Microsoft Office 2010 fully integrates the Acrobat file format into the office application. The Save as PDF option in Microsoft Office 2010 is accessed via the reinstated File menu which provides access to the backstage view which not only allows you to Save as PDF in Microsoft Office 2010, but provides access to a range of options which are very helpful to publishing a document. Options are organized into Permissions, Prepare for Sharing and Version control.
These make the process of managing document production much more accessible and transparent to users. For example, Word documents contain a wealth of metadata which you may not wish to share with your readers. Previous versions have offered facilities for inspecting this metadata but when you Save as PDF in Microsoft Office 2010, you are immediately reminded of this in the backstage view to consider hidden data that you might wish not to reveal, alongside accessibility issues and compatibility issues.
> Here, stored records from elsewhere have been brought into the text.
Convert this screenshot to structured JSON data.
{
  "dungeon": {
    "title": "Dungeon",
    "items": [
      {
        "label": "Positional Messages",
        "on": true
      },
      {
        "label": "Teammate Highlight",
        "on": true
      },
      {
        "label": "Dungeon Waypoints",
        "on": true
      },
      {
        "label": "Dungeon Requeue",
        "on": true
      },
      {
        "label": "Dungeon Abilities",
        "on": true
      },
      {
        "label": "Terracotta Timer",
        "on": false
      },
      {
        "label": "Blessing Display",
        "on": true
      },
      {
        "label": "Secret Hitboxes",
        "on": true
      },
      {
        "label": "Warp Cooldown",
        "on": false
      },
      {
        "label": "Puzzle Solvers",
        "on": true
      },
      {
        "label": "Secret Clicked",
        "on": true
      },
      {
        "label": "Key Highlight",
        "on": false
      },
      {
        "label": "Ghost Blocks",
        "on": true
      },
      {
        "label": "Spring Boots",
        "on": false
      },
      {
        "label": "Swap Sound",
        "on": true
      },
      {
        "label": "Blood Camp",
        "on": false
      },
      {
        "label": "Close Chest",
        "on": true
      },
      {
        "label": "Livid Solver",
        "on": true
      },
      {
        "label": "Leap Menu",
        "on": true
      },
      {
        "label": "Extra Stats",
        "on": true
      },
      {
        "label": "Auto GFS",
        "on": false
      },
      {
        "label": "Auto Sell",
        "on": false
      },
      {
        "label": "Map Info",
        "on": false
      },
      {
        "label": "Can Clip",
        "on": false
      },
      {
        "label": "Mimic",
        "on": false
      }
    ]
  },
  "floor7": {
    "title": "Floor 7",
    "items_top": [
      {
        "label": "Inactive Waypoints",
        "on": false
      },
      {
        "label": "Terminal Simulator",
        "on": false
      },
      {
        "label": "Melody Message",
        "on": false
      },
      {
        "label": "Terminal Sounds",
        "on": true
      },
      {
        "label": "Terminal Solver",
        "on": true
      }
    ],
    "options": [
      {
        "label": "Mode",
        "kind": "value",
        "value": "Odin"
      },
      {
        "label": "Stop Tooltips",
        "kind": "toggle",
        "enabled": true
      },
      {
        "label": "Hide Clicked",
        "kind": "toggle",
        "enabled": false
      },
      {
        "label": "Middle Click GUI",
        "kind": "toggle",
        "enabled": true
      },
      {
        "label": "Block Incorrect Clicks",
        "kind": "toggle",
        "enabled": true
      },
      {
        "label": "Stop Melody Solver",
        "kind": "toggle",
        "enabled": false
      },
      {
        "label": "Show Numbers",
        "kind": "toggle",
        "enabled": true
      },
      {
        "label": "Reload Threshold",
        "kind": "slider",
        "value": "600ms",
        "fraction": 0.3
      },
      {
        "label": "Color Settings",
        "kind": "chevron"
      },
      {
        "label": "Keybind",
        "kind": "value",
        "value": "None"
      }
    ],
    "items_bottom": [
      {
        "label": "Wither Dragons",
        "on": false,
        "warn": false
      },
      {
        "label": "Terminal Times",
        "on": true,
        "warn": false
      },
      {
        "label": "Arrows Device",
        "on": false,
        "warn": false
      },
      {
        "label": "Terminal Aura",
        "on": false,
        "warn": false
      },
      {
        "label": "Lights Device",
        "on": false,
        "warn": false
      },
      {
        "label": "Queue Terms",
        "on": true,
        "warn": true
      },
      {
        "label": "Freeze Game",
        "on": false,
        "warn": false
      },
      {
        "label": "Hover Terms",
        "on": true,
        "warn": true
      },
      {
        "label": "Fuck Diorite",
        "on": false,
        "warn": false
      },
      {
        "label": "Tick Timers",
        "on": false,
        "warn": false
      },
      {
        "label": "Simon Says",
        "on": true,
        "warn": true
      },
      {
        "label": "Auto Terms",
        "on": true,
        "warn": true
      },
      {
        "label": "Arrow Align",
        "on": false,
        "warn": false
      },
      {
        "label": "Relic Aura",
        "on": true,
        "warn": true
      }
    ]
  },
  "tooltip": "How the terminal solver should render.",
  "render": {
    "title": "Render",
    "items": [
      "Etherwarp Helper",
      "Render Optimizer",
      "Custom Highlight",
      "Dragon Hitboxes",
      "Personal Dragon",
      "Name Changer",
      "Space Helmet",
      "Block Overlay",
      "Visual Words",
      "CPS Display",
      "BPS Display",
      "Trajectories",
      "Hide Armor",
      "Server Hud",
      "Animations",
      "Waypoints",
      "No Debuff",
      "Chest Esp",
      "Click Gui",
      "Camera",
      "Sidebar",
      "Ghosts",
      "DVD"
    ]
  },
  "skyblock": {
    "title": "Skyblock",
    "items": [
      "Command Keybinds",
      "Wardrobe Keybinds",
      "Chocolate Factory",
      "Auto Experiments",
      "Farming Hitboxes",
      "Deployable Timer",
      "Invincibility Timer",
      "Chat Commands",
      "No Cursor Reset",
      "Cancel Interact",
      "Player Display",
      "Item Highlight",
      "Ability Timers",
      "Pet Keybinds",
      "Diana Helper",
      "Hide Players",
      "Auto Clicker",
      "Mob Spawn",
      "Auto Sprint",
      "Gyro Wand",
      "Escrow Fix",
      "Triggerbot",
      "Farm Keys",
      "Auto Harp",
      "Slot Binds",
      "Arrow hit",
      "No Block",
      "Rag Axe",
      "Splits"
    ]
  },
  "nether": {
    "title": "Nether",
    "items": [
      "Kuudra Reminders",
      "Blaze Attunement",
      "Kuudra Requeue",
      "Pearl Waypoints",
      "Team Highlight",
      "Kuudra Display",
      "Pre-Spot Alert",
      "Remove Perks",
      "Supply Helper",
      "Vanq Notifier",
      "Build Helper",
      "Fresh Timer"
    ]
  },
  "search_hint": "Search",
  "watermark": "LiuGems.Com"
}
Thus whilst Office 2007 introduced the ability to Save as PDF, it is Office 2010 that truly provides the ability to publish documents with a range of options that exploit the facilities of the Acrobat format.